Learning disability charity Thera Trust has launched a 5-year £2 million bond issue, the money from which will be used in part to acquire and/or adapt freehold properties for people with a learning disability and complex needs.
Thera currently provides services to 1,800 people with learning disabilities in England and Scotland. Many people supported by Thera live independently in the community in long-term rented accommodation owned by organisation or by housing associations. This type of stable, and in many cases bespoke, accommodation plays a vital role in enabling an individual to lead an independent life in their local community.
The charity began providing homes for people with a learning disability and complex needs in 2010 and today owns properties for more than 60 people through its charitable property company, Forward Housing. Increased provision of adapted housing is a key part of Thera’s future strategy.
The five year bond will pay investors 5.5% gross per year, payable annually in arrears. The minimum investment is set at £1,000; a lower minimum investment of £100 applies for Thera employees, beneficiaries and family of beneficiaries.
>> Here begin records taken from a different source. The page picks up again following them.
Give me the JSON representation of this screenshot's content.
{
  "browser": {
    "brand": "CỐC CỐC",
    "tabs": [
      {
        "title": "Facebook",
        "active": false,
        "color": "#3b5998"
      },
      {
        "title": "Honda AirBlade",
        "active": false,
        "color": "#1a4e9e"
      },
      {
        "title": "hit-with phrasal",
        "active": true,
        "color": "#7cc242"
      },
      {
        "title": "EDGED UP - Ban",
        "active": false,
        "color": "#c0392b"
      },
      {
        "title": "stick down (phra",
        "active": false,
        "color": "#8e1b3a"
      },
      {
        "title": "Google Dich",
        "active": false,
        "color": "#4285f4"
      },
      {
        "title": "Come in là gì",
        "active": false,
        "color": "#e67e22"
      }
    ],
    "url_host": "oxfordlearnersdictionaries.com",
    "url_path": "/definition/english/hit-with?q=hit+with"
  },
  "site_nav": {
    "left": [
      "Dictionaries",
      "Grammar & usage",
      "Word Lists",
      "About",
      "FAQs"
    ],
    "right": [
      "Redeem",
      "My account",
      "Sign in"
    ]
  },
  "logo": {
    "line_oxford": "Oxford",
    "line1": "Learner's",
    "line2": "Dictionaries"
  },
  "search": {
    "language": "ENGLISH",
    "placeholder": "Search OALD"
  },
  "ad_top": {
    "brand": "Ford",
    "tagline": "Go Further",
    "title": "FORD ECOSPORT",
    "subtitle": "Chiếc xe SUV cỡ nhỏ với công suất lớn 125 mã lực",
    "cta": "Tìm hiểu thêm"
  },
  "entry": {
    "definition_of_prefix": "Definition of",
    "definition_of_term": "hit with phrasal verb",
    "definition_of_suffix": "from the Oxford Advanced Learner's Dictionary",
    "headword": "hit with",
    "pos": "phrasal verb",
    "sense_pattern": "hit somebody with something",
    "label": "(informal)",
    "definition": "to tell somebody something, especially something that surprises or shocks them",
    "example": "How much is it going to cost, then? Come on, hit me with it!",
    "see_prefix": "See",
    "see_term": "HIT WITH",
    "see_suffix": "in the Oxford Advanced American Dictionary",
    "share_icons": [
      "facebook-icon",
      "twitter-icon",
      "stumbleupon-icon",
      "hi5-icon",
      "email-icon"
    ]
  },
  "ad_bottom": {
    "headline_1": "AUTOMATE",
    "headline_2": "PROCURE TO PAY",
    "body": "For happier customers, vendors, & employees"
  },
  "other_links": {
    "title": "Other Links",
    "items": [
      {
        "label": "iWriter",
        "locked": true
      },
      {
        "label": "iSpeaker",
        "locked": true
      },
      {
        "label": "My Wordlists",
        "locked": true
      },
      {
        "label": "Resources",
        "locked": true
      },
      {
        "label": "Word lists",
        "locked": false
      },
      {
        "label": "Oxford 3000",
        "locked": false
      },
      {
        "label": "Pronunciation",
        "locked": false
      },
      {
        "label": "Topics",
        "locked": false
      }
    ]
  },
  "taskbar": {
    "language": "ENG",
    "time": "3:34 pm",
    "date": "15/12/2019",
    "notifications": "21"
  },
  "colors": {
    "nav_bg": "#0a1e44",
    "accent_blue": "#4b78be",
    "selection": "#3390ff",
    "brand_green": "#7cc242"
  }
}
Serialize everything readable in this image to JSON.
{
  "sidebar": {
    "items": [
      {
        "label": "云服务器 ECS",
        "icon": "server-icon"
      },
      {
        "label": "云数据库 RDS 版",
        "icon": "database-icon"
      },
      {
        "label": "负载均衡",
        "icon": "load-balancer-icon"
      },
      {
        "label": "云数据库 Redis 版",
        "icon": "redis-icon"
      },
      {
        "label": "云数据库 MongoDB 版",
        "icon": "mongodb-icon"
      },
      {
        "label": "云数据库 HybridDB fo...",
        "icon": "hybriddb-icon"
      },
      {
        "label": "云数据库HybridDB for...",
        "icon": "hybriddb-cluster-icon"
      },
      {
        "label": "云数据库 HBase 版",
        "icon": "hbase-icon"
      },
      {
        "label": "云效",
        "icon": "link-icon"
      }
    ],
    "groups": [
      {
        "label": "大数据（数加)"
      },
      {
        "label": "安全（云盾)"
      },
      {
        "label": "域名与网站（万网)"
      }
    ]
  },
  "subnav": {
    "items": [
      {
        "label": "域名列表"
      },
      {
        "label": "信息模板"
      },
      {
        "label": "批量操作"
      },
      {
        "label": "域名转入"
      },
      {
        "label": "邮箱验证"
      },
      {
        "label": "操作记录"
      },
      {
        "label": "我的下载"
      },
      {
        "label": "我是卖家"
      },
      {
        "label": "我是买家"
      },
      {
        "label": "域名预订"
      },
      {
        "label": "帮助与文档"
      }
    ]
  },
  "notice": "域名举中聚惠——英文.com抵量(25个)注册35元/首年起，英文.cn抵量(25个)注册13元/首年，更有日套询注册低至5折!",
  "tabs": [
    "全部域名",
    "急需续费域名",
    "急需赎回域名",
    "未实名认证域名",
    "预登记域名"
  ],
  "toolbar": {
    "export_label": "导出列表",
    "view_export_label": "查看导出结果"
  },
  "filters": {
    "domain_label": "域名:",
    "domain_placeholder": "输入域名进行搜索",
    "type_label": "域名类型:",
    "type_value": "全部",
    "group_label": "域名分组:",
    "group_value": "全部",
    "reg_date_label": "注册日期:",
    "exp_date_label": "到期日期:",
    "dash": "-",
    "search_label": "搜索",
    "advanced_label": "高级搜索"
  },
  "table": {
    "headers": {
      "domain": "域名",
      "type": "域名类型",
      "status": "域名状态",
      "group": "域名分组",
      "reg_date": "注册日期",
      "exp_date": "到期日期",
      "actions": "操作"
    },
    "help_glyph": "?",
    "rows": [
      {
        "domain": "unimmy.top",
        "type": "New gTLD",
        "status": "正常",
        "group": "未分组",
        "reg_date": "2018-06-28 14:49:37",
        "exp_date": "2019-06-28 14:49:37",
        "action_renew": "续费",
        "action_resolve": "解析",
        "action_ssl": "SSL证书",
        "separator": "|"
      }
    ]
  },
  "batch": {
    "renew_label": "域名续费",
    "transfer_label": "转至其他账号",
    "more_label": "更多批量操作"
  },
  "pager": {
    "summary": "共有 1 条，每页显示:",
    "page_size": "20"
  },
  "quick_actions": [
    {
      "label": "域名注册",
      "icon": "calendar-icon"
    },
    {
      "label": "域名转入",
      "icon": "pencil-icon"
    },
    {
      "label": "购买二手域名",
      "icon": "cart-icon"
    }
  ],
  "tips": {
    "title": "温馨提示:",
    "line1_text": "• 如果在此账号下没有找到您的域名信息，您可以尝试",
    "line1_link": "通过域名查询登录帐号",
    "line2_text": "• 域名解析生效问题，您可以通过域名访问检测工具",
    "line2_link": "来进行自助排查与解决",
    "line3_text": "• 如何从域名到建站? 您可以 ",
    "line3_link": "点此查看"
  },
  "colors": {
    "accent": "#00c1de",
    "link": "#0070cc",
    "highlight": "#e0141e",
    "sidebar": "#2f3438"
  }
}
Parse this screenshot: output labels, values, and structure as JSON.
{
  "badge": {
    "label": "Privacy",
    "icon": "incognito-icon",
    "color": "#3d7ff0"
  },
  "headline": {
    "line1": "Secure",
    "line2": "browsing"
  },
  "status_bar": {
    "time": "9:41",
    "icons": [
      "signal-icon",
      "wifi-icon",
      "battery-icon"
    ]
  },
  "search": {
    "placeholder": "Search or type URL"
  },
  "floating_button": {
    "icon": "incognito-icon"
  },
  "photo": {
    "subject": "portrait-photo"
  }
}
Payment of interest and capital is not guaranteed and is dependent on the continued success of the charity.
Dan Hird, head of corporate finance at Triodos Bank, which is working in partnership with Thera on the bond issue, said: “People with a learning disability who have very complex support needs often find it impossible to find a suitable adapted property to live in. This bond issue allows investors to support the charity to help more people with a learning disability while also earning a financial return.”
James Dickens, principal at Grierson Dickens Chartered Financial Planners, added: “Social investments are a highly effective way of fulfilling many of our clients’ aims. The positive impact which these sorts of investments have on society is what really matters. Investors are highly motivated by using their money to make a positive change, as well as obtain an investment return. This is about real fulfilment, rather than just investing in areas where the sole aim is to make money.”
The effect that the right housing can have on a person with a learning disability is well known. For example, Steven, who is supported by Thera, moved into his own house recently.
“I visited the house a few times before I moved in and Thera’s staff talked with me and my parents about everything that was going on,” he said. “Before I decided to move in, I had to think about living on my own because I had not done this before. I really like the house and it is close to my family home. I share my house with Tim and David. I have a nice room that looks out on to my garden.”